As Poland woke this morning, the main topic on most people’s lips was Michael Jackson. Every morning news show on television mentioned the King of Pop’s death, as the story quickly spread through the Polish news media.
To see how this news is affecting Cracovians, the Krakow Post hit the Market Square to gauge Poles’ reactions.
“I think it’s a big loss for the music industry, especially his fans,” said 23-year-old Kaska, a student. “My first reaction was shock. He did a lot for music.”
Her friend, Nina, 20, added: “It was strange to me, as he was only 50 years old. I’m not a big fan, but he did a lot for music so it’s a loss.”
Shopping in the Sukiennice, John, 38, a tourist from Newtown, Pennsylvania, stated: “It’s sad in that he lived a tragic life, and more than any other musician, most fans seemed to separate his art and performance from his personal life.”
Joanna, 20, a stall operator in the Sukiennice, added: “My sister was a big fan, so I’m sure she’s sad.
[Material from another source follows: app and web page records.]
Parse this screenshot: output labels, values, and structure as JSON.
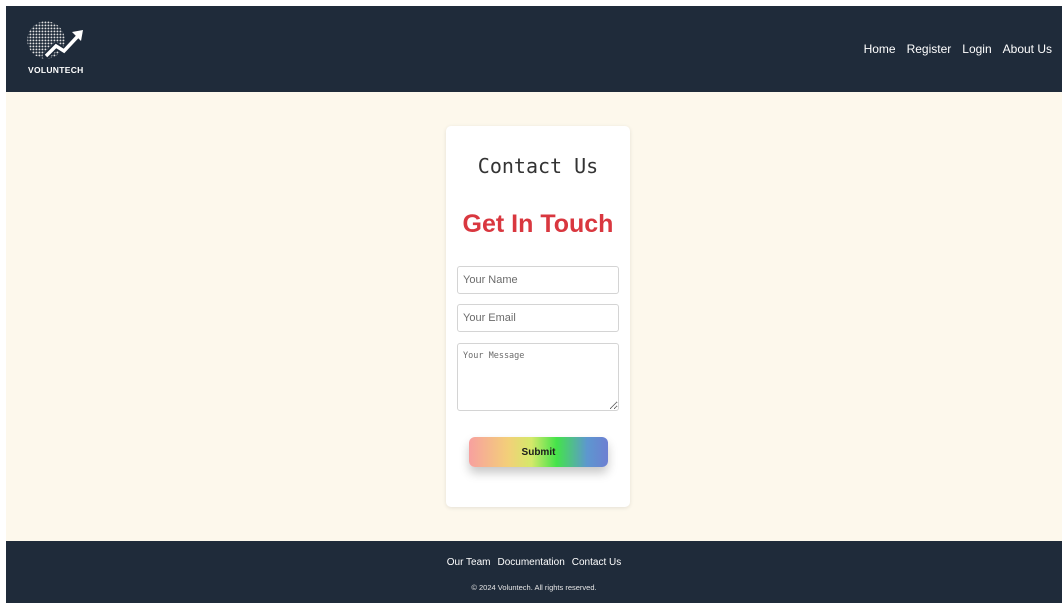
{
  "brand": {
    "logo_text": "VOLUNTECH",
    "icon": "globe-arrow-logo-icon"
  },
  "nav": {
    "items": [
      {
        "label": "Home"
      },
      {
        "label": "Register"
      },
      {
        "label": "Login"
      },
      {
        "label": "About Us"
      }
    ]
  },
  "contact": {
    "title": "Contact Us",
    "subtitle": "Get In Touch",
    "name_placeholder": "Your Name",
    "email_placeholder": "Your Email",
    "message_placeholder": "Your Message",
    "submit_label": "Submit"
  },
  "footer": {
    "links": [
      {
        "label": "Our Team"
      },
      {
        "label": "Documentation"
      },
      {
        "label": "Contact Us"
      }
    ],
    "copyright": "© 2024 Voluntech. All rights reserved."
  },
  "colors": {
    "navbar_bg": "#1f2b3a",
    "page_bg": "#fdf8ec",
    "accent_red": "#d9373f"
  }
}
I was not excessively moved, but as he was so young, it’s a loss.”
However, it was Andrzej, 66, who put things into perspective: “There are more important things to think about than the death of a pop star;” he cited Poland’s 1.4 million unemployed as one of them, as well as pointing to the makeshift shrine for victims of the recent violence in Iran that Cracovians had constructed on the square.
Michael Jackson has had an interesting history with Poland. In 1997, news spread that the pop star intended to build a theme park in Warsaw. In May 1997, he returned to Warsaw and signed a “preliminary letter of intent” stating his desire to develop the “Family Theme Park”, and rough estimates placed Jackson’s intended contribution at $100-300 million. However, an agreement was never reached with city authorities, and nothing came of it.
Jackson performed in Poland only once, on 20 September 1996, as part of the HIStory World Tour. The tour included a total of 82 shows, and was attended by a record-breaking 4.5 million fans. 120,000 people attended his concert in Warsaw’s Bernowo Airport, which was the second largest audience of the tour (his concert in Prague drew 127,000 fans).
His comeback tour, titled “This Is It”, was scheduled to begin in July of this year. Jackson was pronounced dead last night at 22:36 Polish time (GMT+1).